Separation of Domain Contacts Is Required for Heterotetrameric Assembly of Functional NMDA Receptors.Farina, A.N., Blain, K.Y., Maruo, T., Kwiatkowski, W., Choe, S., Nakagawa, T.
(2011) J.Neurosci. 31: 3565-3579
- PubMed: 21389213
- DOI: 10.1523/JNEUROSCI.6041-10.2011
- PubMed Abstract:
The precise knowledge of the subunit assembly process of NMDA receptors (NMDA-Rs) is essential to understand the receptor architecture and underlying mechanism of channel function. Because NMDA-Rs are obligatory heterotetramers requiring the GluN1 su ...
The precise knowledge of the subunit assembly process of NMDA receptors (NMDA-Rs) is essential to understand the receptor architecture and underlying mechanism of channel function. Because NMDA-Rs are obligatory heterotetramers requiring the GluN1 subunit, it is critical to investigate how GluN1 and GluN2 type subunits coassemble into tetramers. By combining approaches in cell biology, biochemistry, single particle electron microscopy, and x-ray crystallography, we report the mechanisms and phenotypes of mutant GluN1 subunits that are defective in receptor maturation. The T110A mutation in the N-terminal domain (NTD) of the GluN1 promotes heterodimerization between the NTDs of GluN1 and GluN2, whereas the Y109C mutation in the adjacent residue stabilizes the homodimer of the NTD of GluN1. The crystal structure of the NTD of GluN1 revealed the mechanism underlying the biochemical properties of these mutants. Effects of these mutations on the maturation of heteromeric NMDA-Rs were investigated using a receptor trafficking assay. Our results suggest that the NTDs of the GluN1 subunit initially form homodimers and the subsequent dimer dissociation is critical for forming heterotetrameric NMDA-Rs containing GluN2 subunits, defining a molecular determinant for receptor assembly.

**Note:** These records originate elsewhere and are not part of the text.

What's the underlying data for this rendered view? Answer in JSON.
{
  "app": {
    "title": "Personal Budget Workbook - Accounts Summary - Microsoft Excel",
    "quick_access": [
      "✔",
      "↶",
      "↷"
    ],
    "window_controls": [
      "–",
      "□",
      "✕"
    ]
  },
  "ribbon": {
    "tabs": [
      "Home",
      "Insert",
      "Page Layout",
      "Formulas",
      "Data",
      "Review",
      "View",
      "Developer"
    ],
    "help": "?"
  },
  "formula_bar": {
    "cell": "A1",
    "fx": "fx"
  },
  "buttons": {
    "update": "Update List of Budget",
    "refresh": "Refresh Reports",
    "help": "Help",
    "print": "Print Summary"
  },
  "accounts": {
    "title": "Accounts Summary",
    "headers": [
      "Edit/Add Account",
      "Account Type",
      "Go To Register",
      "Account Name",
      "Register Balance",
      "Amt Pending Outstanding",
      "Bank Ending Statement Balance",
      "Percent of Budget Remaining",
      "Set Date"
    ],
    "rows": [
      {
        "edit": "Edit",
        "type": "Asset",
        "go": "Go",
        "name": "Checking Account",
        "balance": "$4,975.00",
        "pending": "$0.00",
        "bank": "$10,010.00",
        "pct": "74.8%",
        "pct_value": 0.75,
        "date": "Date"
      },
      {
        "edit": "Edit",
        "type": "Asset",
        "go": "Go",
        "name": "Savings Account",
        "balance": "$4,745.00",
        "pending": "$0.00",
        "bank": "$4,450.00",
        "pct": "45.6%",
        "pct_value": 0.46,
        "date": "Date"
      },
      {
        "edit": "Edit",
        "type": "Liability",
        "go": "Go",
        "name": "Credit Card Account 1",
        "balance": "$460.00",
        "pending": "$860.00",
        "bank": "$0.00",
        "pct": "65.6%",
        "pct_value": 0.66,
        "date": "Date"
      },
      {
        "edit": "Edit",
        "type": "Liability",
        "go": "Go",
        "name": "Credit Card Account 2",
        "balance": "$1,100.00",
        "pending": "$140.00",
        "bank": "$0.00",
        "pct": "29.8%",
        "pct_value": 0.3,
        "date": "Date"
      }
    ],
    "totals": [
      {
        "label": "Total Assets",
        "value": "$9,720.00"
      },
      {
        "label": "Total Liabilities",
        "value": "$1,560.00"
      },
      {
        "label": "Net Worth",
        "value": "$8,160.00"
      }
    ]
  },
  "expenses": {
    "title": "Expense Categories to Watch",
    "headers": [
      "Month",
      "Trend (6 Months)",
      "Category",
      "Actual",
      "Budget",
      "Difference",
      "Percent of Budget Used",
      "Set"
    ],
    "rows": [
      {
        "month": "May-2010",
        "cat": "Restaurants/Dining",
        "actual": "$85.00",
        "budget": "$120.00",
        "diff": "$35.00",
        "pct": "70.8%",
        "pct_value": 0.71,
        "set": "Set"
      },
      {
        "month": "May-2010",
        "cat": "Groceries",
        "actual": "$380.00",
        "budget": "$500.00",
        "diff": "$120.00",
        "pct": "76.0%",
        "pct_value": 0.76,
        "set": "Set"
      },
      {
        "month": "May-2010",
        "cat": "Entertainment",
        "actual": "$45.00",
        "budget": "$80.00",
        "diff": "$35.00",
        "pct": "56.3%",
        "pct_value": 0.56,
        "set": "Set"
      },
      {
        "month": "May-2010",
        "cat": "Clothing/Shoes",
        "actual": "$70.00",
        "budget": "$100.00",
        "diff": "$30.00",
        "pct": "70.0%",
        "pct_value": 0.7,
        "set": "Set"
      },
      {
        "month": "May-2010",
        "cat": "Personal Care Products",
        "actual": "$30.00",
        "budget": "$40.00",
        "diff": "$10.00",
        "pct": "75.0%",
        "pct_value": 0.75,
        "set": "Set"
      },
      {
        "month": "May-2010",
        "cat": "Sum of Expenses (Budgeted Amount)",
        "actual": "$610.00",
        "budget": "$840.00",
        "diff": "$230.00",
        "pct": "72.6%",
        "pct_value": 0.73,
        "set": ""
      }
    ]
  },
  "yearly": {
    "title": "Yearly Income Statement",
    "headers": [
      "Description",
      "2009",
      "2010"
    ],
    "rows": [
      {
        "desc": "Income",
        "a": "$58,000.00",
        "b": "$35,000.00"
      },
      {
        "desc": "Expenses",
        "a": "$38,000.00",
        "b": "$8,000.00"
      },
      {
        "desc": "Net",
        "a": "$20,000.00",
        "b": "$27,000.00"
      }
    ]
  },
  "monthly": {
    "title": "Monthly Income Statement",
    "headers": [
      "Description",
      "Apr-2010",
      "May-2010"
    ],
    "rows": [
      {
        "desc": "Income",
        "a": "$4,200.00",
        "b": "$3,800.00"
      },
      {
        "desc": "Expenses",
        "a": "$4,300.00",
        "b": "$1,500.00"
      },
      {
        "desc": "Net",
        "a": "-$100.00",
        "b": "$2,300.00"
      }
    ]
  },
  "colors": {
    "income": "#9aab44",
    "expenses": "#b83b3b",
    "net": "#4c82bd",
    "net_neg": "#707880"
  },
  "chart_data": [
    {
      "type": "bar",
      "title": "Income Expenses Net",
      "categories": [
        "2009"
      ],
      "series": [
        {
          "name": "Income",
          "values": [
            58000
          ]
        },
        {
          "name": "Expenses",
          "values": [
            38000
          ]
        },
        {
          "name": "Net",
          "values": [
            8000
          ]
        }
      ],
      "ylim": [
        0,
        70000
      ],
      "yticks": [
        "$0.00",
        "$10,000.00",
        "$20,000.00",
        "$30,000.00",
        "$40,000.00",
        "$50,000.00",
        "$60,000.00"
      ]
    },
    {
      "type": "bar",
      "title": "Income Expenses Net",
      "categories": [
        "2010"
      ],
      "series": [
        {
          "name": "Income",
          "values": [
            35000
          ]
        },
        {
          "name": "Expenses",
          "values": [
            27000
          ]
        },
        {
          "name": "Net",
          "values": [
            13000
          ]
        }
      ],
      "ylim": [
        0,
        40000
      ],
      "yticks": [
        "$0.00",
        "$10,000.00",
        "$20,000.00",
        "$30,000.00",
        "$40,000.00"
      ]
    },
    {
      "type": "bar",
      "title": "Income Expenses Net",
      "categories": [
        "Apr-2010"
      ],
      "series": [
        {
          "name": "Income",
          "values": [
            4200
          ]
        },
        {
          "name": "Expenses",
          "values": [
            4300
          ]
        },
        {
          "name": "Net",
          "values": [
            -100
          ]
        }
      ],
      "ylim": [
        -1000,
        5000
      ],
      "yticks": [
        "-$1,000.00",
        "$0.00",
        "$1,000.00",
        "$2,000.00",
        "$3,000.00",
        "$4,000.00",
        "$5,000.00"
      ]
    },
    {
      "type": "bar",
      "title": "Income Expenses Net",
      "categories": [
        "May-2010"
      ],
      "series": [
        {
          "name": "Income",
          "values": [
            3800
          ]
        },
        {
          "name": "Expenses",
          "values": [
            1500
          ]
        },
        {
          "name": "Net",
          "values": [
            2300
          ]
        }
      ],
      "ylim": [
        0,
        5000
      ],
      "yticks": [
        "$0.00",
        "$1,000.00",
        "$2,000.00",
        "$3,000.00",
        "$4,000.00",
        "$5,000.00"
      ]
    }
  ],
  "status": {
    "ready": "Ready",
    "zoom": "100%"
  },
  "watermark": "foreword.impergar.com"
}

The domain arrangement of the dimeric NTD of GluN1 is unique among the ionotropic glutamate receptors and predicts that the structure and mechanism around the NTDs of NMDA-Rs are different from those of the homologous AMPA and kainate receptors.
Department of Chemistry and Biochemistry, University of California, San Diego, La Jolla, California 92093, USA.